▶ _Supplied material_
○ ○ ○ ○
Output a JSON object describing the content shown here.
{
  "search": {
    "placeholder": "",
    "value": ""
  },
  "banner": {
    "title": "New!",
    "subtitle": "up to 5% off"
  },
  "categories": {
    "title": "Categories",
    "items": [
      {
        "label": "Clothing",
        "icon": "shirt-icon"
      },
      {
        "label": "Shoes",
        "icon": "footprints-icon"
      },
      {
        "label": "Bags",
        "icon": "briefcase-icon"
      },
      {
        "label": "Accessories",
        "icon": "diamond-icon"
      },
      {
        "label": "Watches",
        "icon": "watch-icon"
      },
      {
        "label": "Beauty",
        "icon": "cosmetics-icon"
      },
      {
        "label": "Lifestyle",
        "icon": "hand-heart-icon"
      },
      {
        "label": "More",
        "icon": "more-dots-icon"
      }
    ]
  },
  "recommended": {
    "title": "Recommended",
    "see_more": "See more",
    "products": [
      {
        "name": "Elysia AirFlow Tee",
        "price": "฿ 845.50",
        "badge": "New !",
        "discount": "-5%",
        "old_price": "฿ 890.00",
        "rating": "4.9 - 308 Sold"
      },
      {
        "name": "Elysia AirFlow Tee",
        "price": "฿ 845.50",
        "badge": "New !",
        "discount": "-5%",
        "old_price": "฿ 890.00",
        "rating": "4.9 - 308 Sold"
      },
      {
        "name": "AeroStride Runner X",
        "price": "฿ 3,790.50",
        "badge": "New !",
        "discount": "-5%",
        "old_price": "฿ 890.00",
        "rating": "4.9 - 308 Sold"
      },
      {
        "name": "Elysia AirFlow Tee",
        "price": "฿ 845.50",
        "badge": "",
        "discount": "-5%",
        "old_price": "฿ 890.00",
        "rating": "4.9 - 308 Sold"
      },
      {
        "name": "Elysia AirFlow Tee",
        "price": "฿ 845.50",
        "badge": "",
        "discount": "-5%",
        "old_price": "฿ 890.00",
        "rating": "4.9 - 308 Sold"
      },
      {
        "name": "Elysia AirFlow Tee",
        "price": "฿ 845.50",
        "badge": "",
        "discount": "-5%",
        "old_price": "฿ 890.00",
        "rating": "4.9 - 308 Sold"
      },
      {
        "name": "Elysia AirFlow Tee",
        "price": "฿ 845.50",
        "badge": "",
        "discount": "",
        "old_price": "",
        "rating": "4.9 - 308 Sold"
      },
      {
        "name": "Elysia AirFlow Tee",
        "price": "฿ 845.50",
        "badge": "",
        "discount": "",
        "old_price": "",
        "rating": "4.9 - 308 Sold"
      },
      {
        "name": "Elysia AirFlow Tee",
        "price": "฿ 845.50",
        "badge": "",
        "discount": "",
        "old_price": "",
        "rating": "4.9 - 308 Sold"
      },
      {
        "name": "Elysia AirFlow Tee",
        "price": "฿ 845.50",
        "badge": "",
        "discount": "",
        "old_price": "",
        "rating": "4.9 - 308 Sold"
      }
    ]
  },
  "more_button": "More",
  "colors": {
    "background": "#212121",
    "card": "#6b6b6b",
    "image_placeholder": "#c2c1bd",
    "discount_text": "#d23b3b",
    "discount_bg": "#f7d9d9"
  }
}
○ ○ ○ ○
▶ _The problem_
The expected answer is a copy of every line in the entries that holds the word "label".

▶ _Answer section_
        "label": "Clothing",
        "label": "Shoes",
        "label": "Bags",
        "label": "Accessories",
        "label": "Watches",
        "label": "Beauty",
        "label": "Lifestyle",
        "label": "More",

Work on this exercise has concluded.